Records supplied -
***
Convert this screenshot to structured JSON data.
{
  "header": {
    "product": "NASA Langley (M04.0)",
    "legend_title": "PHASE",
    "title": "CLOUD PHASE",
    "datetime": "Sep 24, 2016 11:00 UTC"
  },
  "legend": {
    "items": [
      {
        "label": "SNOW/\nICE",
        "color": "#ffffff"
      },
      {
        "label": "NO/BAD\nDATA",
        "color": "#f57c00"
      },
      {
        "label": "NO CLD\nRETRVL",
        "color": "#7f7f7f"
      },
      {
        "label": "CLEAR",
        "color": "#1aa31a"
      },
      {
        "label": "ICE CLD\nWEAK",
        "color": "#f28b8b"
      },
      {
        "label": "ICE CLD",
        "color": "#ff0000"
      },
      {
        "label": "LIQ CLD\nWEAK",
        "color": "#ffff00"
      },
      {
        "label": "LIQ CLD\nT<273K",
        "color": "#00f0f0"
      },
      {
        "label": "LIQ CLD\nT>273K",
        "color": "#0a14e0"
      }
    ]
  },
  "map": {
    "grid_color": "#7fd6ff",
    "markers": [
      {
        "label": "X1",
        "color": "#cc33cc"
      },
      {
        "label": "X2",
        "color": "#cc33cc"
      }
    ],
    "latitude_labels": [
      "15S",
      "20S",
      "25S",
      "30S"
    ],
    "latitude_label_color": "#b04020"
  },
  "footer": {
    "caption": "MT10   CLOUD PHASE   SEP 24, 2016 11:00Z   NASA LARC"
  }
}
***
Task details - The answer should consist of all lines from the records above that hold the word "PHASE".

Answer -
    "legend_title": "PHASE",
    "title": "CLOUD PHASE",
    "caption": "MT10   CLOUD PHASE   SEP 24, 2016 11:00Z   NASA LARC"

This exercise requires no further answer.